A perfect storm is brewing in the U.S. health care system, and we must prepare to counter the rushing waves. America is facing a potentially catastrophic physician shortfall. All indicators point toward unprecedented times ahead. If I were an attorney, I would state my case something like this.
According to the Association of American Medical Colleges (AAMC), the United States is facing a projected shortage of between 37,800 and 124,000 doctors by 2034. Take a deep breath and let that sink in. In nearly 10 years, your state could lack thousands of physicians to care for its citizens. When this happens, how long will it take to secure a coveted appointment to see a doctor, even for a routine visit? Then, when you get an appointment, how much time will your doctor have to spend with you?
Americans are living longer, which means there are more people over the age of 65 than there were in times past. In addition, as we age, we are more likely to experience chronic diseases and complex illnesses like cancer. So naturally, a physician will need to spend more time with a typical 70-year-old patient than a typical 30-year-old one, which can significantly reduce the number of open appointments on any given day.
Physician burnout, stress, and the COVID-19 pandemic have all contributed to countless doctors rethinking their careers. Many are retiring altogether, while others have opted to redirect their course and work in nonclinical settings. In addition, a high number of doctors are aging out of clinical practice. As older physicians leave the practice of medicine, there are not enough young ones to take their place.
While other factors will play a role in the chilling scenario we will face in the not-so-distant future, these are highly significant ones.
So, what can the average person do to protect herself and her family? Become empowered. Patient empowerment can take many forms, but this blog post will focus on making the most out of every minute with your doctor.
America has traditionally had a very paternalistic health care system. The doctor told his patient what to do, and he did it (or privately declined).
Fortunately, these days patients are savvier health care consumers. They realize the importance of partnering in their care. One little-known but highly impactful way to empower yourself is to prepare a brief “elevator speech” to explain the new symptom that prompted the visit.
When a patient provides a concise yet detailed explanation of the reason for the appointment, it helps the doctor mentally rule out some diagnoses. More importantly, it allows the doctor to pinpoint the most likely causes of the symptoms, translating into a briefer, more focused examination. It can also drastically reduce the need for excessive tests, procedures and medication trials. The result is an expedited, less expensive diagnosis that often results in an abbreviated illness. That may sound good, but how does a person with no medical training achieve this lofty goal? I’m so glad you asked.
Whenever you see your doctor for a new problem, he will want to know various details about that problem, a historical account, so to speak. This is called your history of present illness (HPI) in the medical world. There are eight key elements to the HPI. These elements help your doctor narrow down the potential causes of your symptoms.

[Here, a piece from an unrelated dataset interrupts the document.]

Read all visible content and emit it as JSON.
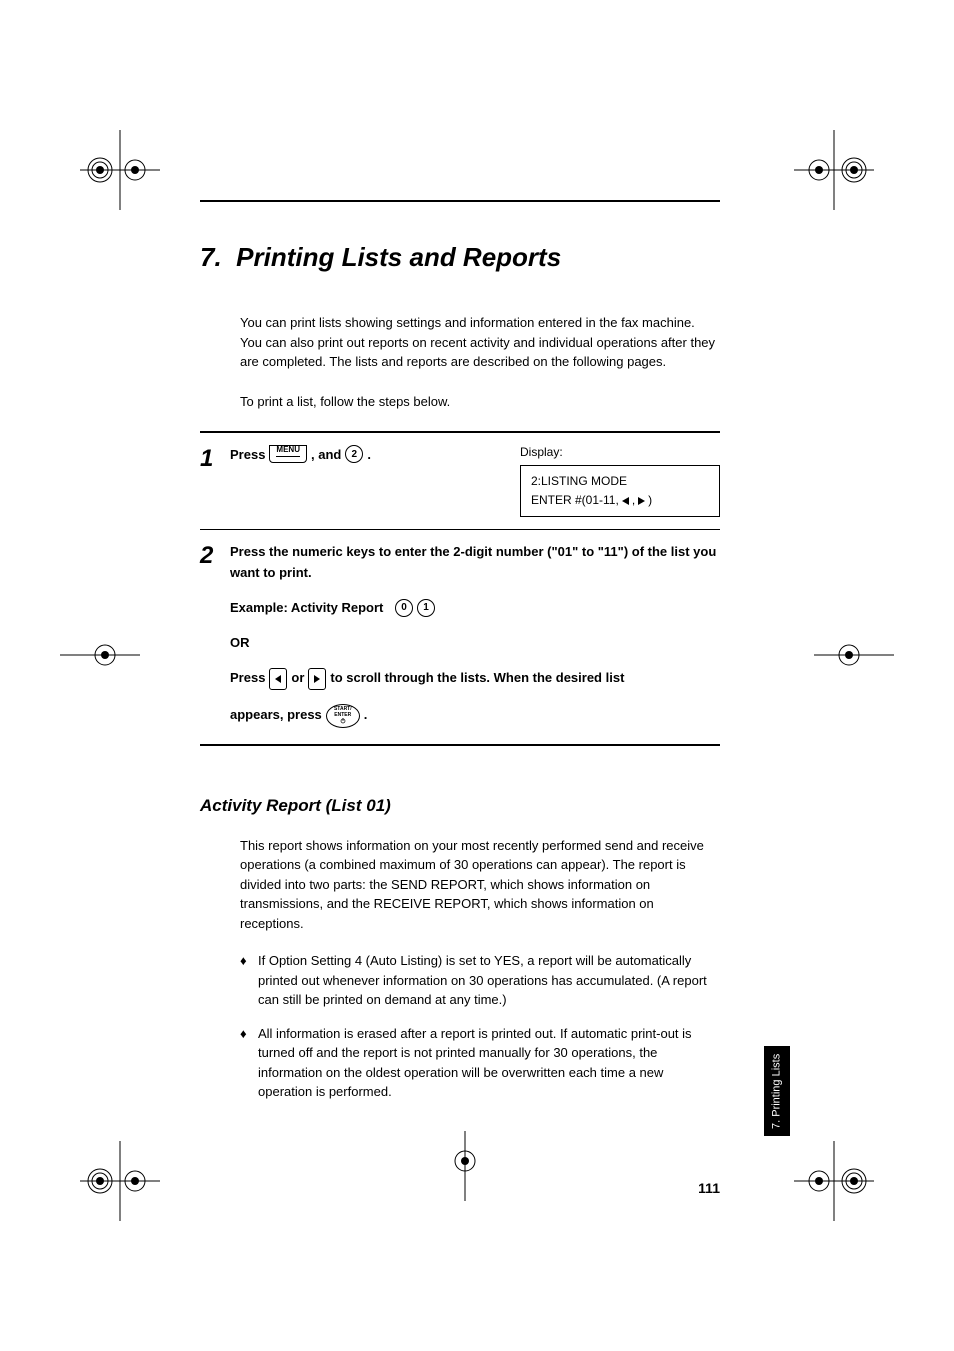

In addition, they are a significant component of national evaluation and management (E/M) guidelines which direct reimbursements from health insurance companies to physicians.
Doctors cannot haphazardly charge your insurer any amount they choose. Instead, they must be able to substantiate the reason for each charge by clearly documenting the level of detail and intensity of service associated with each medical visit. Failing to do so could result in fines or even criminal penalties for insurance fraud.
Below are the key elements to remember, along with examples.
1. Quality – ex: The pain in my stomach is sharp, like someone is sticking me with a fork.
2. Timing – ex: My stomach aches last a couple of hours each time.
3. Location – ex: It hurts just below my navel.
4. Associated signs/symptoms – ex: Whenever I have a headache, I feel sick in my stomach.
5. Context – ex: My back pain started a few minutes after I moved the sofa.
6. Modifying factors – ex: A hot compress reduces pain within 30 minutes.
7. Duration – ex: My knee pain has been constant for three days.
8. Severity – ex: This pain is almost as severe as childbirth.
Once you know these eight elements, you can craft a brief, information-packed account of why you made the appointment. Then, be ready to explain your problem when the doctor walks into the exam room. Realize not all eight elements may be needed for any given illness. Still, it is always better to be over prepared than underprepared.
We, as a nation, are headed toward uncharted waters. While we may not have an advocate in high places, we can learn how to be our own successful health advocate. Waiting until the storm is upon us is not an option. Preparing for what lies ahead is our best chance to weather the storm that threatens the safety net many Americans take for granted. You’ll need more than excellent health insurance. If appointments are hard to come by and very short, you can help your doctor help you efficiently and effectively by preparing in advance for each visit.
Ann M. Hester is a board-certified internal medicine physician with over 25 years of experience and can be reached on Twitter @Patient101Book, TikTok @patientempowerment101. She is the author of Patient Empowerment 101: More than a book, it’s an adventure!